Jane the Virgin

 
 

“The show deals head on with cultural—especially religious—identity, class, language barriers, and illegal immigration without pandering.”


Title: Jane the Virgin (Seasons 1 - 3)
Creator: Jennie Snyder Urman 👩🏼 🇺🇸
Directors: 12 women, 5 POC
Writers: Carolina Rivera (30 episodes, 👩🏽 🇺🇸 ), various

Reviewed by Mimi 👩🏻 🇺🇸

Quality: 4/5
The CW show has a lot of fun with its telenovela inspiration yet manages to avoid outright silliness and keep adult viewers watching thanks to its heartfelt writing and acting.

Gender: 5/5
Does it pass the Bechdel Test? YES
Gina Rodriguez brings a refreshingly grounded quality to her performance as the titular Jane. While her love triangle with Michael (Brett Dier) and Rafael (Justin Baldoni) provided the initial source of conflict, Jane’s story is ultimately about family, specifically mothers and daughters of the three generations of Villanueva women. Jane’s relationships with her single mother Xo (Andrea Navedo) and her grandmother Alba (Ivonne Coll) provide the backbone to the show, as they hash out real-world issues—everything from jobs to parenting to female sexuality. Even Petra (Yael Grobglas), who often fulfills the role of antagonist, is allowed to be a fully formed character and delivers many of the comedic highlights.
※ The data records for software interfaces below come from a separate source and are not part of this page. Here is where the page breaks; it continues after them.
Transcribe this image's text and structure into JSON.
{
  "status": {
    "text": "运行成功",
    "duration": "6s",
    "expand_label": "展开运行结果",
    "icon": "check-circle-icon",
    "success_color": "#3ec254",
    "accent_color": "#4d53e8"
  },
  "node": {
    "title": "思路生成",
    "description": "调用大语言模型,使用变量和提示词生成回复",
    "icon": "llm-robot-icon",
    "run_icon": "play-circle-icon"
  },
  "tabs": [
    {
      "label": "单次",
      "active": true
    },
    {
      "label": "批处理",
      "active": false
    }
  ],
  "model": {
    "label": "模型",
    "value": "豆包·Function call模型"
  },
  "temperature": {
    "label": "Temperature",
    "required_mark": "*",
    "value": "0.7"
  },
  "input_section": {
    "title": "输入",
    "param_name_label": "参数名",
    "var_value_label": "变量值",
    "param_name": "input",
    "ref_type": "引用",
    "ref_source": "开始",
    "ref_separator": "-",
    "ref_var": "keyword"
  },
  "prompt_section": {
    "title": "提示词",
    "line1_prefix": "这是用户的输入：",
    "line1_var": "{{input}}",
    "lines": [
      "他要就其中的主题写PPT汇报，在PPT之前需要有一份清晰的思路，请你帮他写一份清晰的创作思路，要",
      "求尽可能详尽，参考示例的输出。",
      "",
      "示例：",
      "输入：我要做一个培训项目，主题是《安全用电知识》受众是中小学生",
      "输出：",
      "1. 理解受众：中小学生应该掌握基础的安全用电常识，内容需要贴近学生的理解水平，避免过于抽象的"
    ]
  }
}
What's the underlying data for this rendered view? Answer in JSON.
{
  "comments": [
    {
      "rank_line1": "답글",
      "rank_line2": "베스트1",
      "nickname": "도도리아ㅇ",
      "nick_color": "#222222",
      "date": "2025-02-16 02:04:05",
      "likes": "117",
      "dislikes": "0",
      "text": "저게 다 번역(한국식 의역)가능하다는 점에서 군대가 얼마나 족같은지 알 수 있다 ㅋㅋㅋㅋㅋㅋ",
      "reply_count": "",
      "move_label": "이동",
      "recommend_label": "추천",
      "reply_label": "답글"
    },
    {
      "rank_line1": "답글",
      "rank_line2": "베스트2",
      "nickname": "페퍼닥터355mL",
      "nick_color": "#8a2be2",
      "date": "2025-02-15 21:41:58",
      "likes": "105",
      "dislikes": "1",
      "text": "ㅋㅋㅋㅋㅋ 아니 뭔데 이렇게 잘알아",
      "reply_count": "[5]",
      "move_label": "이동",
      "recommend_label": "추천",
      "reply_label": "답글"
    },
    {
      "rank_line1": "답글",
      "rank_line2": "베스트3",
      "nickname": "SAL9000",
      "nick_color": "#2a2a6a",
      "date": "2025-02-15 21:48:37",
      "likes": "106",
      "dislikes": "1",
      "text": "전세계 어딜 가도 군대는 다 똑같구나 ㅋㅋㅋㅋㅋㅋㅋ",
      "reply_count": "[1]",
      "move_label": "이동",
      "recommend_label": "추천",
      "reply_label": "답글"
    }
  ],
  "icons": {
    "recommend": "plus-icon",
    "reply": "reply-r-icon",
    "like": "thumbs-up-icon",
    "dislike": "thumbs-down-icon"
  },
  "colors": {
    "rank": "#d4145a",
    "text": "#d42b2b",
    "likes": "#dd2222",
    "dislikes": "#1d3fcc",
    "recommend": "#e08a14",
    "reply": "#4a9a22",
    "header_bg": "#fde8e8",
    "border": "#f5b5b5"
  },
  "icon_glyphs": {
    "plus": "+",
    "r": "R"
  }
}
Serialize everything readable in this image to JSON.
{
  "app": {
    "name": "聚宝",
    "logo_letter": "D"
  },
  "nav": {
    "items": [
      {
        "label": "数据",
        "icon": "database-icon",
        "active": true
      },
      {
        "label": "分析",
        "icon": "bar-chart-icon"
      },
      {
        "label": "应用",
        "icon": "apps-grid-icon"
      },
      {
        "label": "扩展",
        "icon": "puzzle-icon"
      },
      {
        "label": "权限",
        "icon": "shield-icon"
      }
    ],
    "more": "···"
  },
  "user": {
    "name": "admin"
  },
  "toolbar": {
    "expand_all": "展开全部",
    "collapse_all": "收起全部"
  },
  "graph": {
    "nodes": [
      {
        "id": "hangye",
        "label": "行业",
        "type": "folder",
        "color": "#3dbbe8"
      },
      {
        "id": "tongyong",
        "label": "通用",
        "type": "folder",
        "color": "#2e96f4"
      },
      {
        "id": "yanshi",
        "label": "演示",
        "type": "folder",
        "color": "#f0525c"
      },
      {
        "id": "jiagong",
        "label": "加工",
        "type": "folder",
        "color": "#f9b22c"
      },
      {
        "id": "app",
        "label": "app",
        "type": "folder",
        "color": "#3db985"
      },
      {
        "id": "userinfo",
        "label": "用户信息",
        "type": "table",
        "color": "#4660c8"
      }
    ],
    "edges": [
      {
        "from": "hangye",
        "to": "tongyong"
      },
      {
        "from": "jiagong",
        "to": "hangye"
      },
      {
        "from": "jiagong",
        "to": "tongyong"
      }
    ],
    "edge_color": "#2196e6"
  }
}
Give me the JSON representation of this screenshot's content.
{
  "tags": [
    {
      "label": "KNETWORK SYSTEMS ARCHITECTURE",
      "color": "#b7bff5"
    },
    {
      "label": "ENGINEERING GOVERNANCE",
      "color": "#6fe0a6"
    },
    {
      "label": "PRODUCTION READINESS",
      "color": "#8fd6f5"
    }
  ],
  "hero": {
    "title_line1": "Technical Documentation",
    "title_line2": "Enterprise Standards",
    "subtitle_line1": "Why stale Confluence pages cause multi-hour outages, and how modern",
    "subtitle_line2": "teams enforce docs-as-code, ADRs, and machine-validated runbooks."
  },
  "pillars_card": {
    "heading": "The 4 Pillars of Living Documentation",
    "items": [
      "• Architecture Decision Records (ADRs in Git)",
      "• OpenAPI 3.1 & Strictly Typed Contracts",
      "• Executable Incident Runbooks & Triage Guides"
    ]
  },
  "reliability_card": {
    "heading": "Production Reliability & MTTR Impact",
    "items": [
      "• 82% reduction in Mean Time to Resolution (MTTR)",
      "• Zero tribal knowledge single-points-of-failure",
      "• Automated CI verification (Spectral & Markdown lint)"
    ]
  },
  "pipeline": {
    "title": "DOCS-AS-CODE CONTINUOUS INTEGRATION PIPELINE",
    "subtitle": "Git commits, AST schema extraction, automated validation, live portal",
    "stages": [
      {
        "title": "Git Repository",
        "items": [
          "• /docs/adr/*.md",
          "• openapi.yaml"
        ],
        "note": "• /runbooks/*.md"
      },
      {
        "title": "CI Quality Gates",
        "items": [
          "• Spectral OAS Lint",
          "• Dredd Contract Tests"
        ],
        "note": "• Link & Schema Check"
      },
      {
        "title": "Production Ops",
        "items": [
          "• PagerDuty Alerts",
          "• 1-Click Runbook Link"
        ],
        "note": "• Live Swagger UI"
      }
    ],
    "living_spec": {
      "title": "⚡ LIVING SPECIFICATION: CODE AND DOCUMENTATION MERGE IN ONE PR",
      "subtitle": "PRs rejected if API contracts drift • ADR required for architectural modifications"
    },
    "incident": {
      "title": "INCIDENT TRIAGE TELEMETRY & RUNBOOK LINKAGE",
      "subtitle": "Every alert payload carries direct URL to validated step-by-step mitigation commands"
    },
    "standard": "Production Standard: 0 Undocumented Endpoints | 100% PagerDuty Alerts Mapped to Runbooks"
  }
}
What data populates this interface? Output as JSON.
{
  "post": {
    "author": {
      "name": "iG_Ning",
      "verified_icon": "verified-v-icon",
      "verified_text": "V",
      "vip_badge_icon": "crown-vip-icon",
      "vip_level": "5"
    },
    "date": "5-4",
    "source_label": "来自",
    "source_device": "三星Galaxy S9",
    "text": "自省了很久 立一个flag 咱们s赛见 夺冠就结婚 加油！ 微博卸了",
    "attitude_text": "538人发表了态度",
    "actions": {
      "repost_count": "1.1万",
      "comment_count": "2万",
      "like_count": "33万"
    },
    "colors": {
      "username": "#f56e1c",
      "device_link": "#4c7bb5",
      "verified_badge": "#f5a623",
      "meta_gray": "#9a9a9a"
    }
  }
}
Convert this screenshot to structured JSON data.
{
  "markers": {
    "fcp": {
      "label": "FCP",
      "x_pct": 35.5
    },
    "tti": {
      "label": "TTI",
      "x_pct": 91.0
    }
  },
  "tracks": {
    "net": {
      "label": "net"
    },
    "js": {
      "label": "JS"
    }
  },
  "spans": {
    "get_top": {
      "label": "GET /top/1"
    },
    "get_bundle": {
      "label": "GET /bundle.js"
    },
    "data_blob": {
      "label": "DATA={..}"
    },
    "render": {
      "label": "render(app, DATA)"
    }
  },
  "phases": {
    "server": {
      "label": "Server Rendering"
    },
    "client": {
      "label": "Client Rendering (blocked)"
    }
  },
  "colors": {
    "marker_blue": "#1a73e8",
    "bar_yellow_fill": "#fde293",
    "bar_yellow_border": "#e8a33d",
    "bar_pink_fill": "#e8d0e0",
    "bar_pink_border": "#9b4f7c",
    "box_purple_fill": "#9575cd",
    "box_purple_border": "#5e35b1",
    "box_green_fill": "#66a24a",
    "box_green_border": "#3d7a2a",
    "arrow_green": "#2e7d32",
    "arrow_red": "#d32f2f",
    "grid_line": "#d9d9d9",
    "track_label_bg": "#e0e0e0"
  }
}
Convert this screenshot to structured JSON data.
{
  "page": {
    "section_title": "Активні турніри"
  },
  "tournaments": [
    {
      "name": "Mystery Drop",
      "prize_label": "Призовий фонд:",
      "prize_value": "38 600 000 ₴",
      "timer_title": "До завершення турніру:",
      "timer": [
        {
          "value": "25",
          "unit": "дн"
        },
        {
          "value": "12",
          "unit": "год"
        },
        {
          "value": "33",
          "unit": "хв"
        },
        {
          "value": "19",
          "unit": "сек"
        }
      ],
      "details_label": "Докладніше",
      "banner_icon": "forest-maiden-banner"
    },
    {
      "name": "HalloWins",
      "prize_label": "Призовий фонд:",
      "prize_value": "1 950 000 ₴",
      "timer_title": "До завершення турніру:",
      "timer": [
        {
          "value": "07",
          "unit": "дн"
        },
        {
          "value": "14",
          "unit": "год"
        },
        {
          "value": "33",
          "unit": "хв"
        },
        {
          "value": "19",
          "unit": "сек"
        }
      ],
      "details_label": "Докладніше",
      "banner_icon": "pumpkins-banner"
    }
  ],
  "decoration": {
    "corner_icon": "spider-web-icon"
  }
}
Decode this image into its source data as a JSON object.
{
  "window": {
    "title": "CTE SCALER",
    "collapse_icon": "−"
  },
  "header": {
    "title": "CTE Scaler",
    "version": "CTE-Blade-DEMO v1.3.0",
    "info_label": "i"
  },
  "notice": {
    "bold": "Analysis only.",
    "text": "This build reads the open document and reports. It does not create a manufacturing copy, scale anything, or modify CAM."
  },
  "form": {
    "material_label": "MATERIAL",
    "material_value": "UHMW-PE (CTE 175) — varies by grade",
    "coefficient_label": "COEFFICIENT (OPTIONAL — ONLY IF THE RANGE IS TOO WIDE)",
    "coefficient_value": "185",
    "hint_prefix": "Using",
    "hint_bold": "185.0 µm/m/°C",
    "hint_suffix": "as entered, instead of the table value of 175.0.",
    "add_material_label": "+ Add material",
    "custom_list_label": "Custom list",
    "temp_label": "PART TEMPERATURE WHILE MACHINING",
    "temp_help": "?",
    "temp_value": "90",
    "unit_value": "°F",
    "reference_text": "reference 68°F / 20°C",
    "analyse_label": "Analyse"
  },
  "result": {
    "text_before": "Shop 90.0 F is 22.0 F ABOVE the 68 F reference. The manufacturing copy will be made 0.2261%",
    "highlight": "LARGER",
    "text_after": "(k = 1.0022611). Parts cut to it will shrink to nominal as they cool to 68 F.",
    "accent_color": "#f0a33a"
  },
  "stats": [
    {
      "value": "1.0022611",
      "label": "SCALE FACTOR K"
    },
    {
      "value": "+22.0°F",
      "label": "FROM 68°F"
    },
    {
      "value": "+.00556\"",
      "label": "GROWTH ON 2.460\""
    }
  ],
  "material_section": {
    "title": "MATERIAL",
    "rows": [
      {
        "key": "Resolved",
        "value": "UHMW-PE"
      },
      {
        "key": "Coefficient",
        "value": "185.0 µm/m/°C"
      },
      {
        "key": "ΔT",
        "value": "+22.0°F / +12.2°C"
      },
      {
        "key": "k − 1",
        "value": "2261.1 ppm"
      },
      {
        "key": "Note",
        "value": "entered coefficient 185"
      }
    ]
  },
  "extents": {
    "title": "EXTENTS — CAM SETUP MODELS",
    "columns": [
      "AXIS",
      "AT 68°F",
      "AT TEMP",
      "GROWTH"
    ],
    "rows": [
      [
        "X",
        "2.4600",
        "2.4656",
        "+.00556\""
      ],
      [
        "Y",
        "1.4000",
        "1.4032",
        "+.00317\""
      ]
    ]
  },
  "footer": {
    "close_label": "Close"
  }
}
Race: 5/5
A wealth of Latinx actors proliferate the cast, which makes absolute sense given that the show is set in Miami. Actual telenovela star, Jamie Camil, who plays Jane’s biological father and telenovela celebrity Rogelio De La Vega on the show (it’s very meta), is a gem! Amid the melodramatic twists and multiple subplots expected of a telenovela, the show also deals head on with cultural (especially religious) identity, class, language barriers, and illegal immigration without pandering.

LGBTQ: 3/5
While Rafael’s sister, Luisa (Yara Martinez), is openly gay and her relationships figured prominently into the intrigue early on, her character has been less integral to the later season. Luisa and her lovers Rose (Bridget Regan) and Susanna Barnett (Megan Ketch) are also conventionally femme.

Mediaversity Grade: B+ (4.25/5)
Writer Nicole Chung once tweeted: “if we’d had Jane the Virgin years ago, would we really have needed Gilmore Girls”. Richly rendered women of color boost this altogether enjoyable series.